And so the day comes to a close. Looking toward another fun filled day tomorrow. 


Thursday, October 10, 2013

2013 AAHGS Conference - 150 Sounds of Freedom

This year, thanks to one of my online genealogy buds, Renate from Into the Light, both of us are attending our first African American Historical and Genealogical Society Conference (AAHGS).

Earlier in the year, Renate had inquired if I would be attending the AAHGS conference this year, which is being held in Nashville, TN. After checking out the preliminary information for the conference, I decided I would go. I figured at the very least, I would get a much needed vacation and also thought it would give me a much needed boost to get back to my research.

Although Renate and I have never met each other in person, we recognized each other right off the bat. Renate was in the registration line a few people ahead of me. Renate seems to be as nice in person as the person I've come to know via cyberspace these past few years.

After registration, Renate, her friend Dinah, my trusty genealogy assistant (aka Mom), and I had dinner.







Tuesday, September 24, 2013

Tombstone Tuesday

Last year, I finally found my Grand Uncle, Willie Felton Pierce,  whom I had been searching for for nearly two years. I was able to get picture of his tombstone via Find A Grave. At that time, I mentioned that I was hoping to visit my Grand Uncle's grave in person, when I attended the Pierce Descendants family reunion. I was especially thrilled that my mother was able to see her uncle's grave. As she mentioned a few times while we were there, she had been to Arlington National Cemetery in her younger days and had no clue that her uncle was interred there.



While at the family reunion, I also learned a bit more about Uncle Felton's life from one of his other nieces (my mother's first cousin), Daisy. Cousin Daisy informed me that Uncle Felton lived with their family (Grand Aunt Ossie) for awhile in Washington, DC. Cousin Daisy state that Uncle Felton returned to GA. After returning to GA,  he got sick and  decided to return to the DC area, where he remained until his death.

And with this new revelation about Uncle Felton, I learned a few more valuable research lessons this year. 

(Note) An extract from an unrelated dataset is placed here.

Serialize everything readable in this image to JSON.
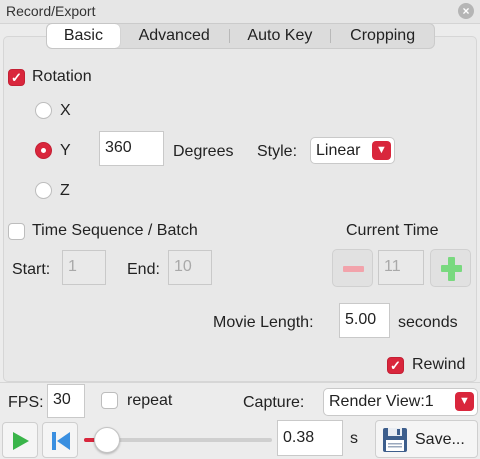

1) Be sure and talk to as many of the family elders as you can. I know this is a basic rule but I often still fail to do it thinking that they don't have anything to new contribute. Each one may be able to only provide a snippet but you know what, a bunch a snippets can sometimes make a whole.

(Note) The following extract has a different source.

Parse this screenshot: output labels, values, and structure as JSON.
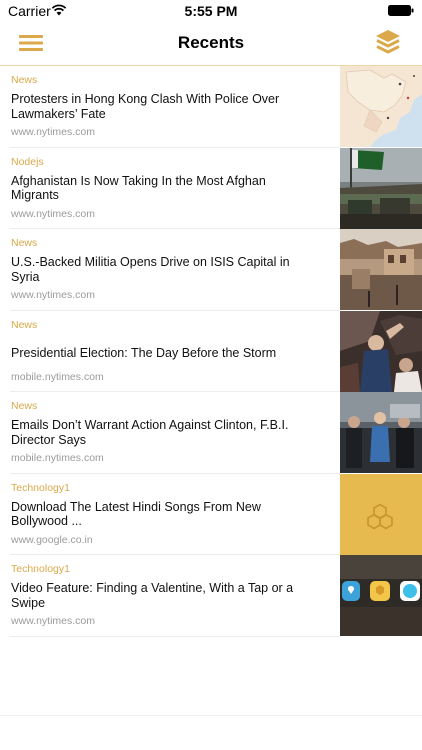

2) Don't just fire questions at them. Cousin Daisy told me about Uncle Felton not be me interviewing her but in just general conversation. I had mentioned to her that mom and I would be visiting Uncle Felton's grave on the way home.


The picture of mom and I at Uncle Felton's grave was taken by my cousin D. Dawkins.


Sunday, July 21, 2013

Sentimental Sunday - Keep Calm It's the Hosches and Hushes Family Reunion

It's hard to believe it's been 7 months since my last post. Where does the time go? I'll be honest, I've not done any real research in about a year. I'm hoping that is about to change / along with finally getting back to blogging.

Moving along to today's post. Remember, how I had a little dream / goal that my granddaddy Hosch's side of my maternal family would get back together one day. Well, it finally happened this year. The descendants of my grandfather, my grand Uncle, Will Hosch, and granddady and Uncle Will's cousin Eli Hush met on June 22, 2013.



The planning committee consisted of me, two of my second cousins, and 2 second cousins once removed.



We managed to put this together in the span of 4 months (our first meeting was in February). And we've already made plans to get together again in 2014. The most harrowing part of putting this together was trying to find a place to have it that wasn't already booked.

My cousin Toni, who doesn't seem to be in the above picture of the planning committee, found the perfect place for our reunion.

Here are a few pics from the 2013 reunion.

Cousin Eli's Great Grands

Cousin Thelma

The Cook - Cousin Willie



Some even got in some fishing, which we ate later.

Cousin Roy giving a little Family History

The kids just loved the water!

My momma and her first cousin, Doris

Pictures for the post were provided by my cousin Claude Hosch, the family photographer. The Keep Calm Poster was generated by my cousin Toni.